Rosie Brown

ABOUT

Mojo * * * *

“As fresh and enveloping as morning mist – and as disquietingly opaque – the music of Rosie Brown weaves a wondrous spell. It’s centred on the silken murmur of siren songstress Rosie who coos sensual pieces about weather, colours and intimacy. She sings of breathing in the southern breeze, of wanting to float on an ocean with you (“you, you, you, you”), of the orange sunset burning a hole in her head, and the effect is bewitching. She is partnered by producer and co-writer Bernd Rest, whose neat guitar parts (along with Simon Russell’s double bass, and the general air of trippiness) recall vintage John Martyn. But the post-Norah subtlety (acoustic group at its core), post-Portishead portent (neurotic bluesy dissonance) and post-Zero 7 lounge-chill results in uniquely affecting sounds which unsettle as they seduce.”

Mojo * * * *

“Centred around the considerable talents of Brown and Austrian guitarist/producer Bernd Rest, this sparkling record will hearten those who thought that the kind of pastoral arranging skills with which Robert Kirby furnished Nick Drake were history. The flutes on Odessa, bass clarinet on Darn Sing Spin and soprano sax on album stand-out Catch evince superior musical brains following their hearts, while Rest’s acoustic guitar motifs ooze melody throughout. Brown – flowers in her hair à la Billie Holiday, voice like a more sensual Beth Orton – writes distinctive, poetic lyrics, and on Love It Hate It and Song For Dolly there’s a maturity to her phrasing which suggests she’s been a secret too long. In a climate where every week sees major labels foist new singer-songwriters of questionable quality, this is the real McCoy.”

Q * * * *

“Tardy as Brown’s follow-up to her 2002 debut By the Blue is, it’s been worth the wait. Elemental, sensual, laced with choice saxophone, vibraphone, double bass and oboe, Clocks and Clouds is often reminiscent of John Martyn circa Bless the Weather, but on the skewed One Horse Tango, Austrian guitarist and arranger Bernd Rest conjures something more evocative of Les Paul backed by Goldfrapp. Enjoy by candlelight with a good red, or something green and combustible.”

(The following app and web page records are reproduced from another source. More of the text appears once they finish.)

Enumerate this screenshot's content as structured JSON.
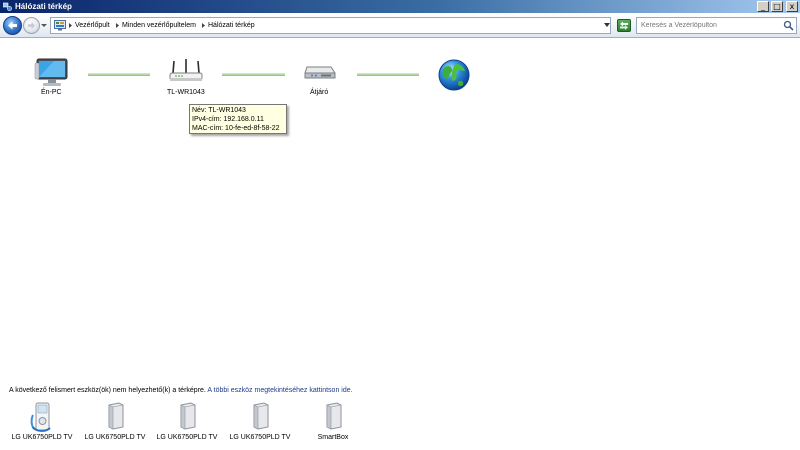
{
  "window": {
    "title": "Hálózati térkép",
    "controls": {
      "minimize": "_",
      "maximize": "□",
      "close": "x"
    }
  },
  "addressbar": {
    "breadcrumb": [
      "Vezérlőpult",
      "Minden vezérlőpultelem",
      "Hálózati térkép"
    ],
    "search_placeholder": "Keresés a Vezérlőpulton"
  },
  "map": {
    "nodes": [
      {
        "label": "Én-PC",
        "icon": "computer-icon"
      },
      {
        "label": "TL-WR1043",
        "icon": "router-icon"
      },
      {
        "label": "Átjáró",
        "icon": "gateway-icon"
      },
      {
        "label": "",
        "icon": "internet-globe-icon"
      }
    ],
    "tooltip": {
      "name": "Név: TL-WR1043",
      "ipv4": "IPv4-cím: 192.168.0.11",
      "mac": "MAC-cím: 10-fe-ed-8f-58-22"
    }
  },
  "unplaced": {
    "message": "A következő felismert eszköz(ök) nem helyezhető(k) a térképre. ",
    "link": "A többi eszköz megtekintéséhez kattintson ide.",
    "devices": [
      {
        "label": "LG UK6750PLD TV",
        "icon": "media-device-icon"
      },
      {
        "label": "LG UK6750PLD TV",
        "icon": "device-tower-icon"
      },
      {
        "label": "LG UK6750PLD TV",
        "icon": "device-tower-icon"
      },
      {
        "label": "LG UK6750PLD TV",
        "icon": "device-tower-icon"
      },
      {
        "label": "SmartBox",
        "icon": "device-tower-icon"
      }
    ]
  },
  "colors": {
    "link_line": "#b7d7a4",
    "tooltip_bg": "#ffffe1",
    "hyperlink": "#1e3b8c"
  }
}
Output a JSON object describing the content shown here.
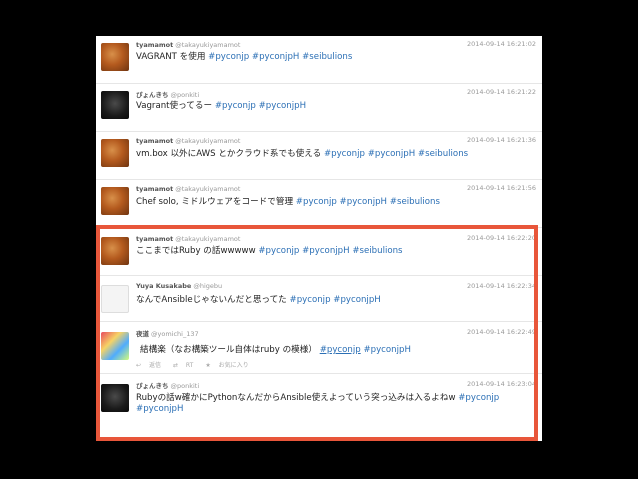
{
  "tweets": [
    {
      "name": "tyamamot",
      "handle": "@takayukiyamamot",
      "time": "2014-09-14 16:21:02",
      "segments": [
        {
          "t": "VAGRANT を使用 "
        },
        {
          "t": "#pyconjp",
          "tag": true
        },
        {
          "t": " "
        },
        {
          "t": "#pyconjpH",
          "tag": true
        },
        {
          "t": " "
        },
        {
          "t": "#seibulions",
          "tag": true
        }
      ]
    },
    {
      "name": "ぴょんきち",
      "handle": "@ponkiti",
      "time": "2014-09-14 16:21:22",
      "segments": [
        {
          "t": "Vagrant使ってるー "
        },
        {
          "t": "#pyconjp",
          "tag": true
        },
        {
          "t": " "
        },
        {
          "t": "#pyconjpH",
          "tag": true
        }
      ]
    },
    {
      "name": "tyamamot",
      "handle": "@takayukiyamamot",
      "time": "2014-09-14 16:21:36",
      "segments": [
        {
          "t": "vm.box 以外にAWS とかクラウド系でも使える "
        },
        {
          "t": "#pyconjp",
          "tag": true
        },
        {
          "t": " "
        },
        {
          "t": "#pyconjpH",
          "tag": true
        },
        {
          "t": " "
        },
        {
          "t": "#seibulions",
          "tag": true
        }
      ]
    },
    {
      "name": "tyamamot",
      "handle": "@takayukiyamamot",
      "time": "2014-09-14 16:21:56",
      "segments": [
        {
          "t": "Chef solo, ミドルウェアをコードで管理 "
        },
        {
          "t": "#pyconjp",
          "tag": true
        },
        {
          "t": " "
        },
        {
          "t": "#pyconjpH",
          "tag": true
        },
        {
          "t": " "
        },
        {
          "t": "#seibulions",
          "tag": true
        }
      ]
    },
    {
      "name": "tyamamot",
      "handle": "@takayukiyamamot",
      "time": "2014-09-14 16:22:20",
      "segments": [
        {
          "t": "ここまではRuby の話wwwww "
        },
        {
          "t": "#pyconjp",
          "tag": true
        },
        {
          "t": " "
        },
        {
          "t": "#pyconjpH",
          "tag": true
        },
        {
          "t": " "
        },
        {
          "t": "#seibulions",
          "tag": true
        }
      ]
    },
    {
      "name": "Yuya Kusakabe",
      "handle": "@higebu",
      "time": "2014-09-14 16:22:34",
      "segments": [
        {
          "t": "なんでAnsibleじゃないんだと思ってた "
        },
        {
          "t": "#pyconjp",
          "tag": true
        },
        {
          "t": " "
        },
        {
          "t": "#pyconjpH",
          "tag": true
        }
      ]
    },
    {
      "name": "夜道",
      "handle": "@yomichi_137",
      "time": "2014-09-14 16:22:49",
      "segments": [
        {
          "t": "結構楽（なお構築ツール自体はruby の模様） "
        },
        {
          "t": "#pyconjp",
          "tag": true,
          "hl": true
        },
        {
          "t": " "
        },
        {
          "t": "#pyconjpH",
          "tag": true
        }
      ],
      "actions": [
        "返信",
        "RT",
        "お気に入り"
      ]
    },
    {
      "name": "ぴょんきち",
      "handle": "@ponkiti",
      "time": "2014-09-14 16:23:04",
      "segments": [
        {
          "t": "Rubyの話w確かにPythonなんだからAnsible使えよっていう突っ込みは入るよねw "
        },
        {
          "t": "#pyconjp",
          "tag": true
        },
        {
          "t": " "
        },
        {
          "t": "#pyconjpH",
          "tag": true
        }
      ]
    }
  ],
  "colors": {
    "background": "#000000",
    "panel": "#ffffff",
    "hashtag": "#2b6fb5",
    "highlight_border": "#e8563a"
  },
  "icons": {
    "reply": "reply-icon",
    "retweet": "retweet-icon",
    "favorite": "star-icon"
  }
}
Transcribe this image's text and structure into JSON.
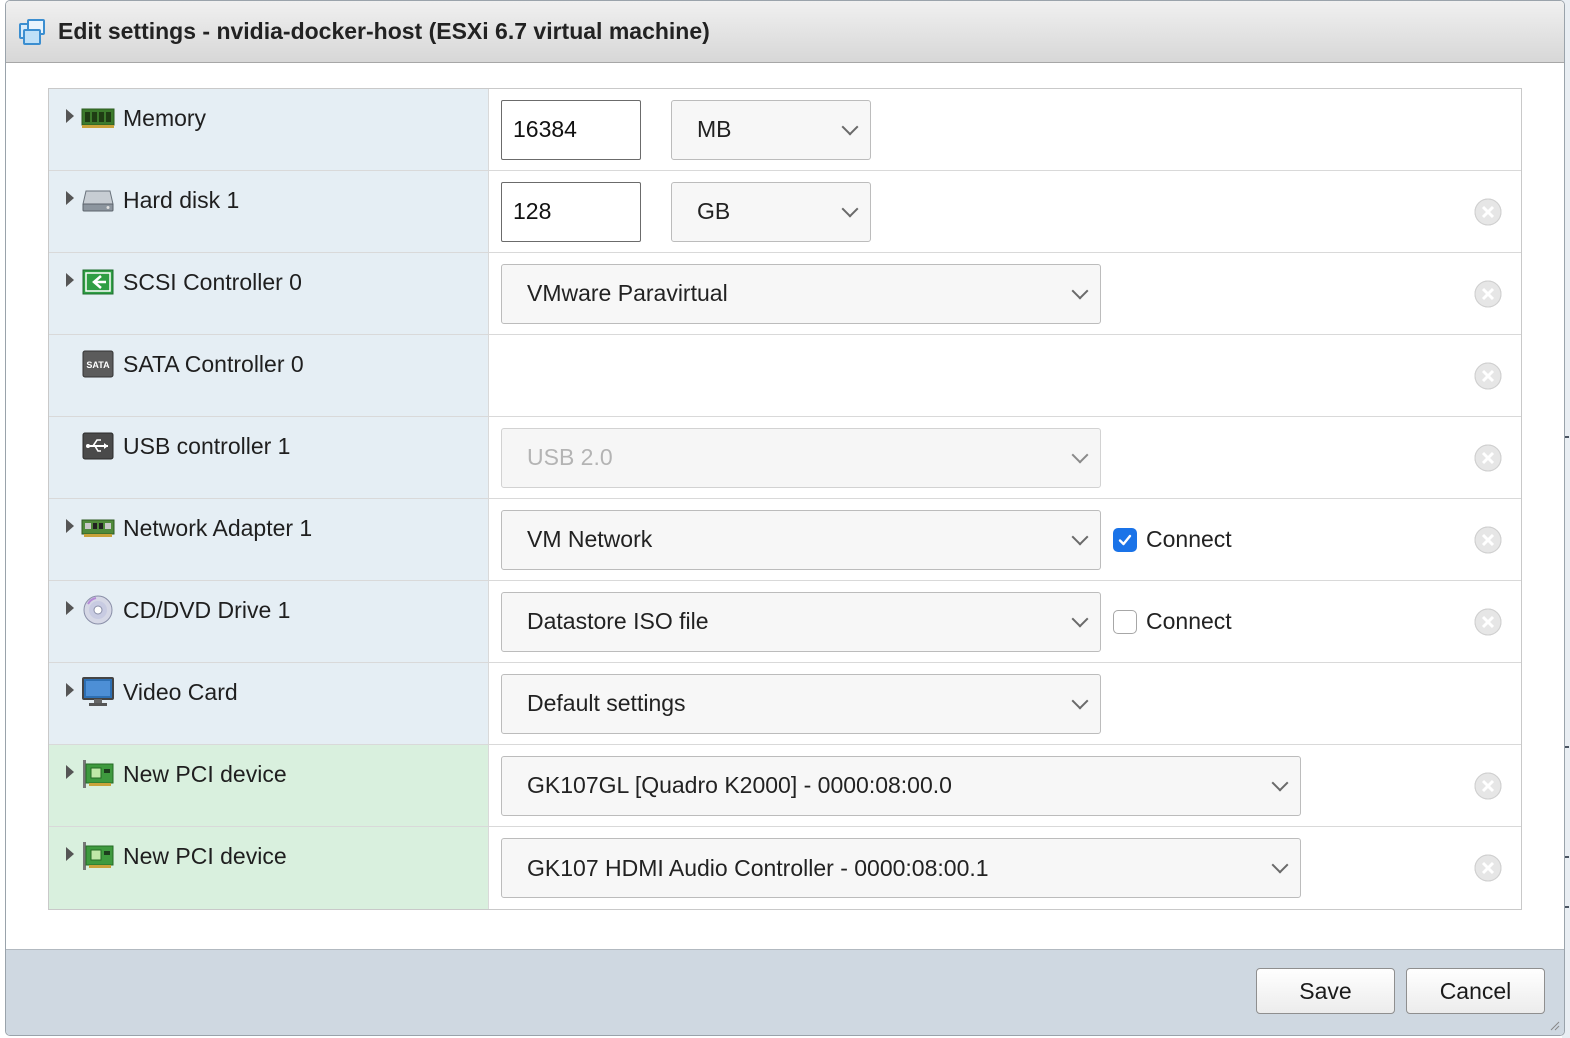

Straight No Chaser

“The South London chanteuse returns with a brand new album, a familiar line-up and a collection of fine songs that surpass even the debut By the Blue. Rosie’s vocals conjure up hints of Joni Mitchell in her heyday and have never sounded better than now. There are, of course, plenty of delicate, folky jazz numbers, like the melancholic Clouds and the atmospheric Late Light. In other places, though, Rosie and her band of accomplished jazz musicians push boundaries once more, especially on the brilliant, acoustic drum and bass tinged Burning Orange and the evocative skit One Horse Tango. Elsewhere, Sunray is a carefree, optimistic joint, whereas Move My Head is a more challenging, confrontational piece with abrasive guitars and some deft drumming – about as aggressive as Miss Brown gets! Thankfully. Check this lady out. She should, by rights, be massive.”